Background: Cancer incidence and mortality increase with age through much of adulthood, but earlier work has found that these rates decline among the very elderly. To compare incidence and mortality at the oldest ages, the authors investigated both in the same large population, which comprised 9.5% of the United States in 2000. The authors also report age-specific prevalence among the elderly, which has received little attention.
Methods: Twenty-three cancer types were studied in men, and 24 cancer types were studied in women. Patient records were obtained from the SEER 9 cancer registries, and population figures were taken from the 2000 US Census. The authors explored the reliability of census data on the oldest old, which has been questioned.
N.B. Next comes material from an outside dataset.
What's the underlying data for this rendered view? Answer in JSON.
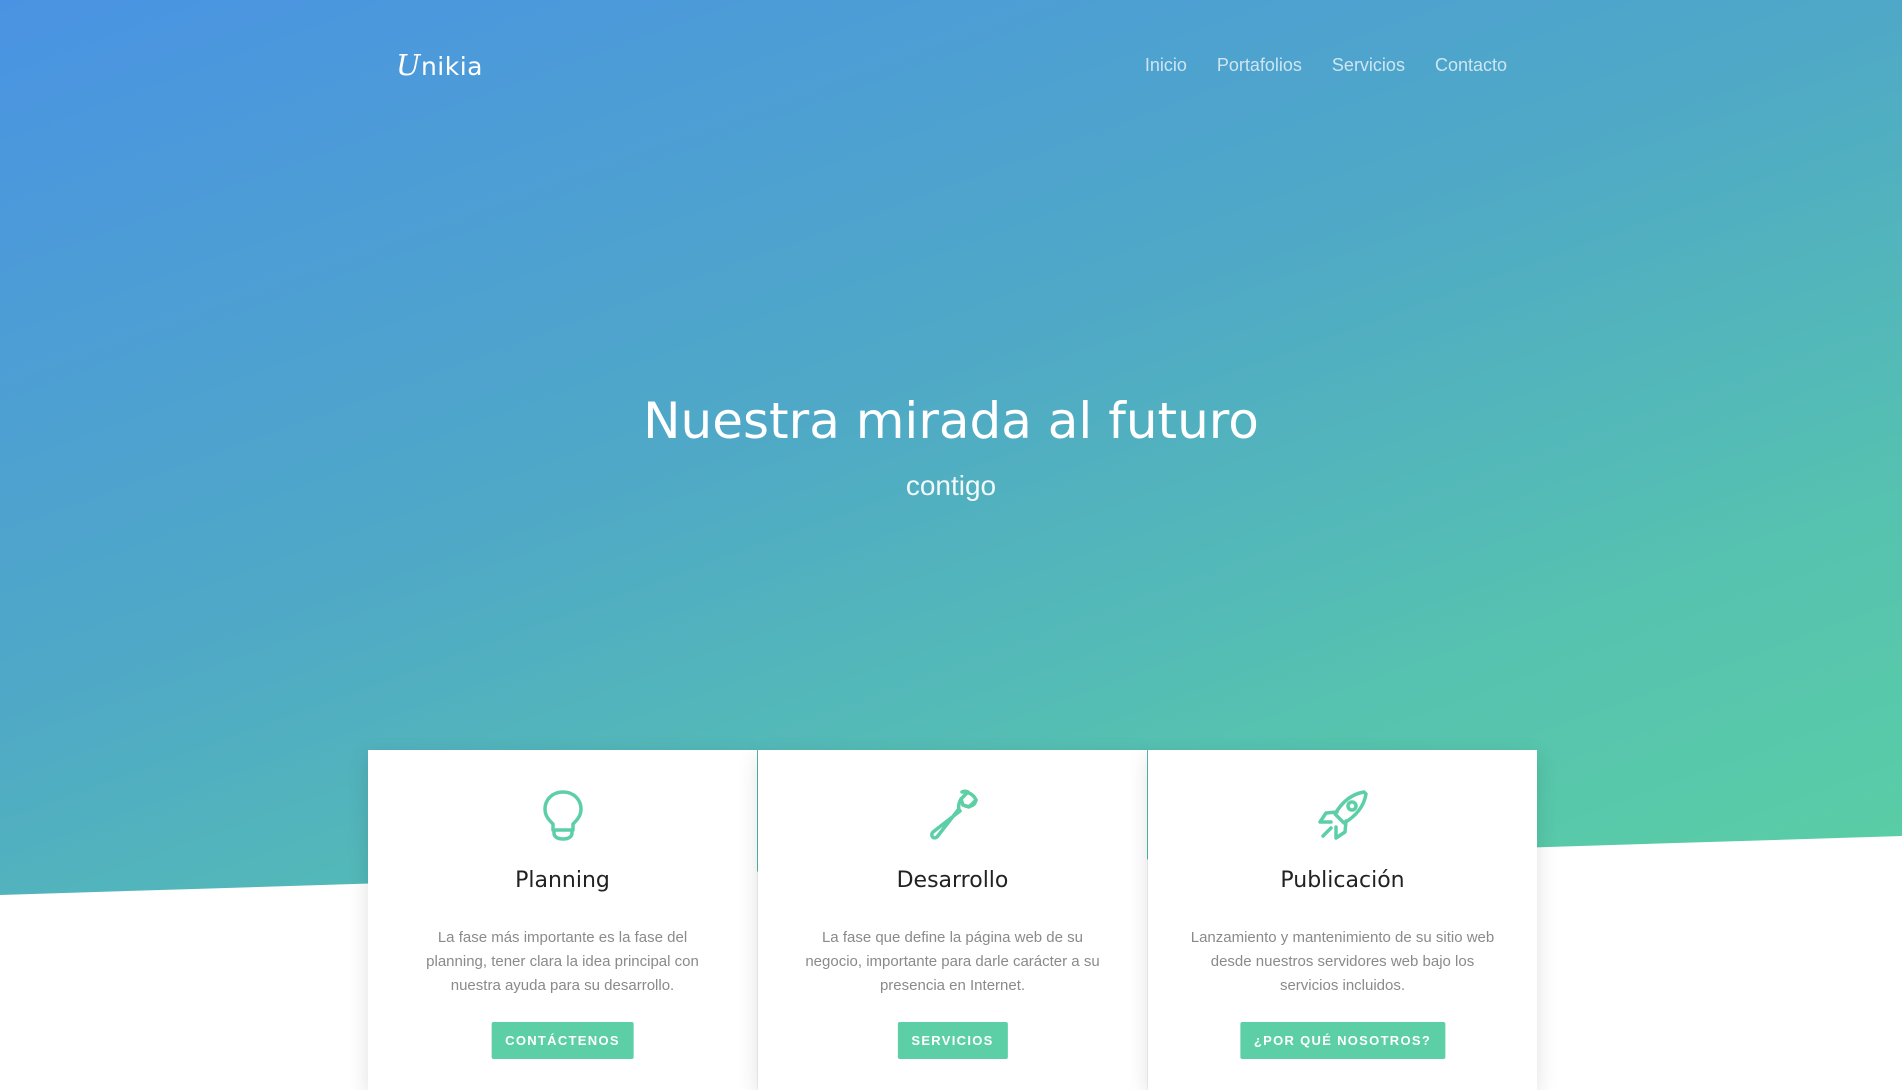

Results: Age-specific incidence, prevalence, and mortality results are presented for the years 1998 to 2002. Incidence and mortality usually decreased or plateaued at very old ages. Prevalence usually decreased swiftly at ages >90 years. When there was statistical power, incidence normally peaked between ages 75 years and 90 years, dropping abruptly afterward. With several large exceptions, peak incidence and mortality coincided within ±5 years. Both rates often trended toward zero among centenarians, who may be asymptomatic or insusceptible.
Conclusions: The current results were found to be consistent with autopsy and survival studies. Most age-specific models of carcinogenesis are based on cancer rate data for ages <85 years. The authors argue that these models could not fit the current results without fundamental modification and outline biologic mechanisms for such modification, mostly cellular and tissue senescence. They also recommend caution to researchers who use census data on the very elderly.
Copyright © 2011 American Cancer Society.